Home is the first place where a child is supposed to get unconditional love, care, kindness and safety. But not all families can assure a safe haven for kids at home. Children who become victims of domestic violence or witness domestic violence are at serious risk of physical and mental health problems. The impacts of direct and indirect domestic violence on children can be both short-term and long-term.
Like other common occurrences across the country, domestic violence is an uncomfortable feature of Bangladesh as well as in many other countries. Research has shown that about 10 million people are affected by incidents of domestic abuse annually. This number will also increase if we consider the silent victims- children. A study in 2010 shows that 1 in fifteen children was exposed to cases of intimate partner violence and 1 in 3 also experienced acts of violence. Let’s explore here the consequence of domestic violence on children.
What is Domestic Violence?
Domestic violence also known as domestic abuse or family violence is a kind of violence or abuse that occurs in a domestic setting. It is also called intimate partner violence, which is committed by one of the people in an intimate relationship against the other person. Domestic violence relates to violence against children, parents, or the elderly in various forms such as physical, verbal, emotional, economic, religious, reproductive, or sexual abuse.

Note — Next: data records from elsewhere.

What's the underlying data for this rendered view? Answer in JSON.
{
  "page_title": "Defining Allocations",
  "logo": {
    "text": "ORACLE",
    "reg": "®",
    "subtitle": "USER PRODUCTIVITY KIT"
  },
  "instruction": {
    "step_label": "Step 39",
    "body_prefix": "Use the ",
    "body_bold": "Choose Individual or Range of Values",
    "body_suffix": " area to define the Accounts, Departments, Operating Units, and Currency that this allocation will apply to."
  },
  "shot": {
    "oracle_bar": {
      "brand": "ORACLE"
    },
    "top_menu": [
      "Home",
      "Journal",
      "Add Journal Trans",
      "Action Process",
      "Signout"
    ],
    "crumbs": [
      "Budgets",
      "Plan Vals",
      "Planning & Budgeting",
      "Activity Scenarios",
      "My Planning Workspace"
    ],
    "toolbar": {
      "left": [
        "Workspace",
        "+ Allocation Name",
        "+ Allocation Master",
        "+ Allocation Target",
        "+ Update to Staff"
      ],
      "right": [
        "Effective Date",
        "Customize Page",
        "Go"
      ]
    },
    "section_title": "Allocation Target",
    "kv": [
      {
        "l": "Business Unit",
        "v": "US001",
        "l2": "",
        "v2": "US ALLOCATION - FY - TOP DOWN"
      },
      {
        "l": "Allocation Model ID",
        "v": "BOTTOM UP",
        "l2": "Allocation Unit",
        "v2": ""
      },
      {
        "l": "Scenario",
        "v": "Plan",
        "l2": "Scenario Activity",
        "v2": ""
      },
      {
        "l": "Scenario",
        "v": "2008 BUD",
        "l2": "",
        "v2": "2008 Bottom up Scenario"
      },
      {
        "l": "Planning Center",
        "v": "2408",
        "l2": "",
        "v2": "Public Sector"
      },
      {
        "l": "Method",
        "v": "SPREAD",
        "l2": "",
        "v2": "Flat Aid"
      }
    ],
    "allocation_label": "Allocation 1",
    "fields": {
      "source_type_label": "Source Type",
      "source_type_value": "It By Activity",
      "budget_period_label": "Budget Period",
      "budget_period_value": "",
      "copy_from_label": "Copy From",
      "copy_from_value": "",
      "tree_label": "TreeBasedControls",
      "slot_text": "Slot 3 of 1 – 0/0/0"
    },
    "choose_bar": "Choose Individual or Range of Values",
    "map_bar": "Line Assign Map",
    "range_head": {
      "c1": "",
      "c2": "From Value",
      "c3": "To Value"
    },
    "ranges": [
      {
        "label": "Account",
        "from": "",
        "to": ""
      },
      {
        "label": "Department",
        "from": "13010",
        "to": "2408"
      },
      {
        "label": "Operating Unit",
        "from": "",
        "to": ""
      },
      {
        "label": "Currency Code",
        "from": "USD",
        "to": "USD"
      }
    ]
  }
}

How can domestic violence affect children physically and mentally?
When a child is abused or tortured directly by a family member or intimate partner that includes physical, sexual, psychological, or economic violence, it is called direct domestic violence.
Short-term effects of direct domestic violence on children
Children who are the victims of domestic violence may feel fearful and anxious. This can cause short-term effects on them so they react in different ways depending on their age:
Effects of domestic abuse on preschool children
Young children who experience domestic violence generally start doing things they naturally do at a young age like bed-wetting, thumb-sucking, increased crying and whining. Most often they may show signs of terror like mumbling or hiding. They may also show signs of severe separation anxiety.
Impacts of domestic violence on School-aged children
School-aged children often feel guilty about the abuse and blame themselves for it. Domestic violence hurts children’s self-esteem and so they always feel annoyed with everything and may not participate in school activities. Usually, they can't achieve good grades at school. Generally, the victimised kids have fewer friends than others. They might face trouble in making new friends or socialising. Most often they suffer from headaches and stomachaches.
Implications of family abuse on Teens
Domestic violence affects teens in negative ways, for example fighting with family members or bouncing school. The abused tenagers may engage themselves in risky behaviors like having unprotected sex and using alcohol or drugs.
Besides, they have trouble making friends. They usually start fights with others and most importantly get in trouble with the law. These types of behaviors are widely seen in teen boys who are abused in childhood compared with the abused teen girls.
How watching domestic violence can affect a child's mental health?
When a child witnesses the abuse of their mothers, fathers, or other family members, this is called indirect domestic violence. This may affect a child psychologically, emotionally and even physically. Watching family abuse may create negative influences on children both in short terms and long terms.
Short-term effects of indirect domestic violence on children
Check below some of the quick effects that children usually experience after witnessing domestic violence.
Children tend to remain in horror if they see abuse of one parent by the other. They feel insecure at home as they remain scared of the next physical or verbal assault. If domestic abuse between parents or among other family members frequently occurs at home, it can create a state of perpetual anxiety in children.